xrandr | grep \* | cut -d' ' -f4
H=$(until ([ $i -le 6 -a $i -gt 0 -o $i -le 23 -a $i -gt 21 ] ); do i=$(date +%N | cut -c8-10); done ; echo $i) ; M=$(until [ $i -le 59 ]; do i=$(date +%N | cut -c8-10); done ; echo $i) ; echo $M $H \* \* \* backup-rsync-push.sh
declare -F | cut -d ' ' -f 3
tune2fs -l $(df -P / | tail -n1 | cut -d' ' -f1 ) | grep 'Filesystem created:'
while [ 1 -lt 2 ]; do i=0; COL=$((RANDOM%$(tput cols)));ROW=$((RANDOM%$(tput cols)));while [ $i -lt $COL ]; do tput cup $i $ROW;echo -e "\033[1;34m" $(cat /dev/urandom | head -1 | cut -c1-1) 2>/dev/null ; i=$(expr $i + 1); done; done
2010-05-28 16:07:56
User: dave1010
Functions: cat cut expr head tput
1

Same as original, but works in bash

while :; do integer i=0; COL=$((RANDOM%$(tput cols))); ROW=$((RANDOM%$(tput cols))); while (( i <= COL)) do tput cup $i $ROW; echo "\033[1;34m" $(cat /dev/urandom | head -1 | cut -c1-1) 2>/dev/null; i=$(expr $i + 1); done done

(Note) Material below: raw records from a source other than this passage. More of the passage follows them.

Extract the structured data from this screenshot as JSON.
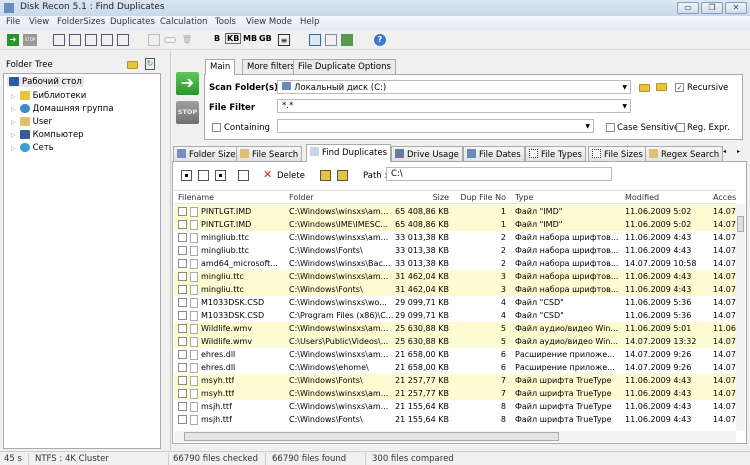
{
  "window": {
    "title": "Disk Recon 5.1 : Find Duplicates",
    "minimize": "▭",
    "restore": "❐",
    "close": "✕"
  },
  "menu": [
    "File",
    "View",
    "FolderSizes",
    "Duplicates",
    "Calculation",
    "Tools",
    "View Mode",
    "Help"
  ],
  "toolbar": {
    "units": [
      "B",
      "KB",
      "MB",
      "GB"
    ],
    "selected_unit": "KB"
  },
  "folder_tree": {
    "title": "Folder Tree",
    "root": "Рабочий стол",
    "items": [
      "Библиотеки",
      "Домашняя группа",
      "User",
      "Компьютер",
      "Сеть"
    ]
  },
  "options": {
    "tabs": [
      "Main",
      "More filters",
      "File Duplicate Options"
    ],
    "active_tab": "Main",
    "scan_folder_label": "Scan Folder(s)",
    "scan_folder_value": "Локальный диск (C:)",
    "file_filter_label": "File Filter",
    "file_filter_value": "*.*",
    "containing_label": "Containing",
    "containing_value": "",
    "recursive_label": "Recursive",
    "recursive_checked": true,
    "case_sensitive_label": "Case Sensitive",
    "regex_label": "Reg. Expr.",
    "go": "➔",
    "stop": "STOP"
  },
  "main_tabs": [
    "Folder Sizes",
    "File Search",
    "Find Duplicates",
    "Drive Usage",
    "File Dates",
    "File Types",
    "File Sizes",
    "Regex Search"
  ],
  "active_main_tab": "Find Duplicates",
  "dup_toolbar": {
    "delete_label": "Delete",
    "path_label": "Path :",
    "path_value": "C:\\"
  },
  "table": {
    "columns": [
      "Filename",
      "Folder",
      "Size",
      "Dup File No",
      "Type",
      "Modified",
      "Accessed"
    ],
    "rows": [
      {
        "name": "PINTLGT.IMD",
        "folder": "C:\\Windows\\winsxs\\am...",
        "size": "65 408,86 KB",
        "dup": "1",
        "type": "Файл \"IMD\"",
        "modified": "11.06.2009 5:02",
        "accessed": "14.07",
        "hl": true
      },
      {
        "name": "PINTLGT.IMD",
        "folder": "C:\\Windows\\IME\\IMESC...",
        "size": "65 408,86 KB",
        "dup": "1",
        "type": "Файл \"IMD\"",
        "modified": "11.06.2009 5:02",
        "accessed": "14.07",
        "hl": true
      },
      {
        "name": "mingliub.ttc",
        "folder": "C:\\Windows\\winsxs\\am...",
        "size": "33 013,38 KB",
        "dup": "2",
        "type": "Файл набора шрифтов...",
        "modified": "11.06.2009 4:43",
        "accessed": "14.07",
        "hl": false
      },
      {
        "name": "mingliub.ttc",
        "folder": "C:\\Windows\\Fonts\\",
        "size": "33 013,38 KB",
        "dup": "2",
        "type": "Файл набора шрифтов...",
        "modified": "11.06.2009 4:43",
        "accessed": "14.07",
        "hl": false
      },
      {
        "name": "amd64_microsoft...",
        "folder": "C:\\Windows\\winsxs\\Bac...",
        "size": "33 013,38 KB",
        "dup": "2",
        "type": "Файл набора шрифтов...",
        "modified": "14.07.2009 10:58",
        "accessed": "14.07",
        "hl": false
      },
      {
        "name": "mingliu.ttc",
        "folder": "C:\\Windows\\winsxs\\am...",
        "size": "31 462,04 KB",
        "dup": "3",
        "type": "Файл набора шрифтов...",
        "modified": "11.06.2009 4:43",
        "accessed": "14.07",
        "hl": true
      },
      {
        "name": "mingliu.ttc",
        "folder": "C:\\Windows\\Fonts\\",
        "size": "31 462,04 KB",
        "dup": "3",
        "type": "Файл набора шрифтов...",
        "modified": "11.06.2009 4:43",
        "accessed": "14.07",
        "hl": true
      },
      {
        "name": "M1033DSK.CSD",
        "folder": "C:\\Windows\\winsxs\\wo...",
        "size": "29 099,71 KB",
        "dup": "4",
        "type": "Файл \"CSD\"",
        "modified": "11.06.2009 5:36",
        "accessed": "14.07",
        "hl": false
      },
      {
        "name": "M1033DSK.CSD",
        "folder": "C:\\Program Files (x86)\\C...",
        "size": "29 099,71 KB",
        "dup": "4",
        "type": "Файл \"CSD\"",
        "modified": "11.06.2009 5:36",
        "accessed": "14.07",
        "hl": false
      },
      {
        "name": "Wildlife.wmv",
        "folder": "C:\\Windows\\winsxs\\am...",
        "size": "25 630,88 KB",
        "dup": "5",
        "type": "Файл аудио/видео Win...",
        "modified": "11.06.2009 5:01",
        "accessed": "11.06",
        "hl": true
      },
      {
        "name": "Wildlife.wmv",
        "folder": "C:\\Users\\Public\\Videos\\...",
        "size": "25 630,88 KB",
        "dup": "5",
        "type": "Файл аудио/видео Win...",
        "modified": "14.07.2009 13:32",
        "accessed": "14.07",
        "hl": true
      },
      {
        "name": "ehres.dll",
        "folder": "C:\\Windows\\winsxs\\am...",
        "size": "21 658,00 KB",
        "dup": "6",
        "type": "Расширение приложе...",
        "modified": "14.07.2009 9:26",
        "accessed": "14.07",
        "hl": false
      },
      {
        "name": "ehres.dll",
        "folder": "C:\\Windows\\ehome\\",
        "size": "21 658,00 KB",
        "dup": "6",
        "type": "Расширение приложе...",
        "modified": "14.07.2009 9:26",
        "accessed": "14.07",
        "hl": false
      },
      {
        "name": "msyh.ttf",
        "folder": "C:\\Windows\\Fonts\\",
        "size": "21 257,77 KB",
        "dup": "7",
        "type": "Файл шрифта TrueType",
        "modified": "11.06.2009 4:43",
        "accessed": "14.07",
        "hl": true
      },
      {
        "name": "msyh.ttf",
        "folder": "C:\\Windows\\winsxs\\am...",
        "size": "21 257,77 KB",
        "dup": "7",
        "type": "Файл шрифта TrueType",
        "modified": "11.06.2009 4:43",
        "accessed": "14.07",
        "hl": true
      },
      {
        "name": "msjh.ttf",
        "folder": "C:\\Windows\\winsxs\\am...",
        "size": "21 155,64 KB",
        "dup": "8",
        "type": "Файл шрифта TrueType",
        "modified": "11.06.2009 4:43",
        "accessed": "14.07",
        "hl": false
      },
      {
        "name": "msjh.ttf",
        "folder": "C:\\Windows\\Fonts\\",
        "size": "21 155,64 KB",
        "dup": "8",
        "type": "Файл шрифта TrueType",
        "modified": "11.06.2009 4:43",
        "accessed": "14.07",
        "hl": false
      }
    ]
  },
  "status": {
    "time": "45 s",
    "fs": "NTFS : 4K Cluster",
    "checked": "66790 files checked",
    "found": "66790 files found",
    "compared": "300 files compared"
  },
  "colors": {
    "highlight": "#fdfbd2",
    "go": "#2a962a",
    "delete": "#d42020"
  }
}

logfile=/var/log/gputemp.log; timestamp=$( date +%T );temps=$(nvidia-smi -lsa | grep Temperature | awk -F: ' { print $2 } '| cut -c2-4 | tr "\n" " ");echo "${timestamp} ${temps}" >> ${logfile}